▶ _AIM OF THE EXERCISE_:
Could you print all of the data below again, exactly?

==== TASK INPUT

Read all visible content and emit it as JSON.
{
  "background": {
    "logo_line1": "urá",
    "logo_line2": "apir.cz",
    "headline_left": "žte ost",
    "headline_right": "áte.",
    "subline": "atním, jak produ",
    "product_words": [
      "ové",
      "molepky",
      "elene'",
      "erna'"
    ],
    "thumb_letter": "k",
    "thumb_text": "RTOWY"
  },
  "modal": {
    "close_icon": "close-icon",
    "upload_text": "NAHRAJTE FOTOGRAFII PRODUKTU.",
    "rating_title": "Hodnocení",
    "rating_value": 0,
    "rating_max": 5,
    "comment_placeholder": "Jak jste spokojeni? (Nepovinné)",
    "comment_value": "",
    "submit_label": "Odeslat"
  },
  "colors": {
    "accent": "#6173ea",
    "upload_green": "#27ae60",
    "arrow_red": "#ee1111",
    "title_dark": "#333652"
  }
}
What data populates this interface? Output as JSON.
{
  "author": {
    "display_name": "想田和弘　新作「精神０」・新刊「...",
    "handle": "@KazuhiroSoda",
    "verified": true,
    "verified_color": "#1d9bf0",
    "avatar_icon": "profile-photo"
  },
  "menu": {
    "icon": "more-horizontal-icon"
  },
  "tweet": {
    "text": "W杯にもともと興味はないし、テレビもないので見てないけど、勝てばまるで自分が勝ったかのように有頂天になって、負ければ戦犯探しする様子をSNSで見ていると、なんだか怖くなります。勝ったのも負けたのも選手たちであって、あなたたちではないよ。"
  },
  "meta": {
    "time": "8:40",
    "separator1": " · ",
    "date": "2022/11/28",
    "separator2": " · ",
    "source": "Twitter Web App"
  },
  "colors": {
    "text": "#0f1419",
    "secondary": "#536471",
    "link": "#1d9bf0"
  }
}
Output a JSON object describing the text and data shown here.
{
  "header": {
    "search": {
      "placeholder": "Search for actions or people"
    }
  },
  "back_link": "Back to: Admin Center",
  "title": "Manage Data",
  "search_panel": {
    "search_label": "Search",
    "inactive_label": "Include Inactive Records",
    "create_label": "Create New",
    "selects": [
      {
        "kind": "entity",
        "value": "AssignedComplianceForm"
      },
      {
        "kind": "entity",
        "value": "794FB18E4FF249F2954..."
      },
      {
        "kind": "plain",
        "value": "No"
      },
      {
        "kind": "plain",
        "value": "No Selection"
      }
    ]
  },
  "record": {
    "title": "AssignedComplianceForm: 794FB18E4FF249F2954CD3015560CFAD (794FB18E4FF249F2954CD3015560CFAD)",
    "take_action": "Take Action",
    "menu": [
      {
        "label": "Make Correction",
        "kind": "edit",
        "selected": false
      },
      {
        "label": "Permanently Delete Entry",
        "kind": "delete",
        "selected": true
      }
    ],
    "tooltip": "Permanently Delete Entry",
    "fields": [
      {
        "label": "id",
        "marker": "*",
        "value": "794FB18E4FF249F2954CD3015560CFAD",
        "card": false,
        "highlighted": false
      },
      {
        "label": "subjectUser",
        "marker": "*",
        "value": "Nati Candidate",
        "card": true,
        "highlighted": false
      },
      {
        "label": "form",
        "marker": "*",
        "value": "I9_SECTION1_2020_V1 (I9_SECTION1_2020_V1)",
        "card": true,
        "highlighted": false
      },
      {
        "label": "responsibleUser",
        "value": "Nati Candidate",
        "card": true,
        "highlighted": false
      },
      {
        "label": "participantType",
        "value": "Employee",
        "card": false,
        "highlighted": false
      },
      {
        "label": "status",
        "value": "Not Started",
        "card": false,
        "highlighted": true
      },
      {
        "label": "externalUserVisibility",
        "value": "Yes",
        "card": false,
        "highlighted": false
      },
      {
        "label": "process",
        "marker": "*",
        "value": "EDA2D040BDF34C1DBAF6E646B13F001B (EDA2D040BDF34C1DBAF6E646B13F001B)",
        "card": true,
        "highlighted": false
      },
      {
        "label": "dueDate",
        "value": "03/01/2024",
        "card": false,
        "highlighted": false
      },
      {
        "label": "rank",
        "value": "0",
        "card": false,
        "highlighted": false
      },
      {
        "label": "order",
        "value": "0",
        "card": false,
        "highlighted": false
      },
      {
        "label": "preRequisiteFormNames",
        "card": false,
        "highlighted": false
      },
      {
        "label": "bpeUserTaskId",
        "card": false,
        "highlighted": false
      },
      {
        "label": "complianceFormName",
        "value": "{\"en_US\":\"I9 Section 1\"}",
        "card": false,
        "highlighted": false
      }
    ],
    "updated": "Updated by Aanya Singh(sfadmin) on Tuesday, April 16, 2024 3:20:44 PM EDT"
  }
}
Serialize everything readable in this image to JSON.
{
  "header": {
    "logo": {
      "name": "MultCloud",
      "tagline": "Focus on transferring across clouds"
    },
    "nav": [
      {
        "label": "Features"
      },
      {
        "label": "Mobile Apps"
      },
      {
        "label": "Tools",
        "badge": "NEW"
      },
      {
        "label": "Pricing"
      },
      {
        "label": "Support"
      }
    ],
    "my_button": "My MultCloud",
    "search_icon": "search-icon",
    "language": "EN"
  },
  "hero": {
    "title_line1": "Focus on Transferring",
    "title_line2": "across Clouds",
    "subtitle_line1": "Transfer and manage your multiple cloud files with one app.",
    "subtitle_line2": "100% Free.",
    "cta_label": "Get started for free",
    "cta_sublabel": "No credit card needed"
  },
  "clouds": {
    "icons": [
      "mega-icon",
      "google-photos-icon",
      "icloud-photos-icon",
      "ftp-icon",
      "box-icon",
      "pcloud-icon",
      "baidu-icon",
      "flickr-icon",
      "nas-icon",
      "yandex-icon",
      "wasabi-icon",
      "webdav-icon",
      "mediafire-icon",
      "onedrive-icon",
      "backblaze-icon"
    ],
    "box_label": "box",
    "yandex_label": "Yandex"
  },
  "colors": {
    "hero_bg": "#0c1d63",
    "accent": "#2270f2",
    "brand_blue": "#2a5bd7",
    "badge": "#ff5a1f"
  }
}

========

▶ _TASK RESPONSE_:
Read all visible content and emit it as JSON.
{
  "background": {
    "logo_line1": "urá",
    "logo_line2": "apir.cz",
    "headline_left": "žte ost",
    "headline_right": "áte.",
    "subline": "atním, jak produ",
    "product_words": [
      "ové",
      "molepky",
      "elene'",
      "erna'"
    ],
    "thumb_letter": "k",
    "thumb_text": "RTOWY"
  },
  "modal": {
    "close_icon": "close-icon",
    "upload_text": "NAHRAJTE FOTOGRAFII PRODUKTU.",
    "rating_title": "Hodnocení",
    "rating_value": 0,
    "rating_max": 5,
    "comment_placeholder": "Jak jste spokojeni? (Nepovinné)",
    "comment_value": "",
    "submit_label": "Odeslat"
  },
  "colors": {
    "accent": "#6173ea",
    "upload_green": "#27ae60",
    "arrow_red": "#ee1111",
    "title_dark": "#333652"
  }
}
What data populates this interface? Output as JSON.
{
  "author": {
    "display_name": "想田和弘　新作「精神０」・新刊「...",
    "handle": "@KazuhiroSoda",
    "verified": true,
    "verified_color": "#1d9bf0",
    "avatar_icon": "profile-photo"
  },
  "menu": {
    "icon": "more-horizontal-icon"
  },
  "tweet": {
    "text": "W杯にもともと興味はないし、テレビもないので見てないけど、勝てばまるで自分が勝ったかのように有頂天になって、負ければ戦犯探しする様子をSNSで見ていると、なんだか怖くなります。勝ったのも負けたのも選手たちであって、あなたたちではないよ。"
  },
  "meta": {
    "time": "8:40",
    "separator1": " · ",
    "date": "2022/11/28",
    "separator2": " · ",
    "source": "Twitter Web App"
  },
  "colors": {
    "text": "#0f1419",
    "secondary": "#536471",
    "link": "#1d9bf0"
  }
}
Output a JSON object describing the text and data shown here.
{
  "header": {
    "search": {
      "placeholder": "Search for actions or people"
    }
  },
  "back_link": "Back to: Admin Center",
  "title": "Manage Data",
  "search_panel": {
    "search_label": "Search",
    "inactive_label": "Include Inactive Records",
    "create_label": "Create New",
    "selects": [
      {
        "kind": "entity",
        "value": "AssignedComplianceForm"
      },
      {
        "kind": "entity",
        "value": "794FB18E4FF249F2954..."
      },
      {
        "kind": "plain",
        "value": "No"
      },
      {
        "kind": "plain",
        "value": "No Selection"
      }
    ]
  },
  "record": {
    "title": "AssignedComplianceForm: 794FB18E4FF249F2954CD3015560CFAD (794FB18E4FF249F2954CD3015560CFAD)",
    "take_action": "Take Action",
    "menu": [
      {
        "label": "Make Correction",
        "kind": "edit",
        "selected": false
      },
      {
        "label": "Permanently Delete Entry",
        "kind": "delete",
        "selected": true
      }
    ],
    "tooltip": "Permanently Delete Entry",
    "fields": [
      {
        "label": "id",
        "marker": "*",
        "value": "794FB18E4FF249F2954CD3015560CFAD",
        "card": false,
        "highlighted": false
      },
      {
        "label": "subjectUser",
        "marker": "*",
        "value": "Nati Candidate",
        "card": true,
        "highlighted": false
      },
      {
        "label": "form",
        "marker": "*",
        "value": "I9_SECTION1_2020_V1 (I9_SECTION1_2020_V1)",
        "card": true,
        "highlighted": false
      },
      {
        "label": "responsibleUser",
        "value": "Nati Candidate",
        "card": true,
        "highlighted": false
      },
      {
        "label": "participantType",
        "value": "Employee",
        "card": false,
        "highlighted": false
      },
      {
        "label": "status",
        "value": "Not Started",
        "card": false,
        "highlighted": true
      },
      {
        "label": "externalUserVisibility",
        "value": "Yes",
        "card": false,
        "highlighted": false
      },
      {
        "label": "process",
        "marker": "*",
        "value": "EDA2D040BDF34C1DBAF6E646B13F001B (EDA2D040BDF34C1DBAF6E646B13F001B)",
        "card": true,
        "highlighted": false
      },
      {
        "label": "dueDate",
        "value": "03/01/2024",
        "card": false,
        "highlighted": false
      },
      {
        "label": "rank",
        "value": "0",
        "card": false,
        "highlighted": false
      },
      {
        "label": "order",
        "value": "0",
        "card": false,
        "highlighted": false
      },
      {
        "label": "preRequisiteFormNames",
        "card": false,
        "highlighted": false
      },
      {
        "label": "bpeUserTaskId",
        "card": false,
        "highlighted": false
      },
      {
        "label": "complianceFormName",
        "value": "{\"en_US\":\"I9 Section 1\"}",
        "card": false,
        "highlighted": false
      }
    ],
    "updated": "Updated by Aanya Singh(sfadmin) on Tuesday, April 16, 2024 3:20:44 PM EDT"
  }
}
Serialize everything readable in this image to JSON.
{
  "header": {
    "logo": {
      "name": "MultCloud",
      "tagline": "Focus on transferring across clouds"
    },
    "nav": [
      {
        "label": "Features"
      },
      {
        "label": "Mobile Apps"
      },
      {
        "label": "Tools",
        "badge": "NEW"
      },
      {
        "label": "Pricing"
      },
      {
        "label": "Support"
      }
    ],
    "my_button": "My MultCloud",
    "search_icon": "search-icon",
    "language": "EN"
  },
  "hero": {
    "title_line1": "Focus on Transferring",
    "title_line2": "across Clouds",
    "subtitle_line1": "Transfer and manage your multiple cloud files with one app.",
    "subtitle_line2": "100% Free.",
    "cta_label": "Get started for free",
    "cta_sublabel": "No credit card needed"
  },
  "clouds": {
    "icons": [
      "mega-icon",
      "google-photos-icon",
      "icloud-photos-icon",
      "ftp-icon",
      "box-icon",
      "pcloud-icon",
      "baidu-icon",
      "flickr-icon",
      "nas-icon",
      "yandex-icon",
      "wasabi-icon",
      "webdav-icon",
      "mediafire-icon",
      "onedrive-icon",
      "backblaze-icon"
    ],
    "box_label": "box",
    "yandex_label": "Yandex"
  },
  "colors": {
    "hero_bg": "#0c1d63",
    "accent": "#2270f2",
    "brand_blue": "#2a5bd7",
    "badge": "#ff5a1f"
  }
}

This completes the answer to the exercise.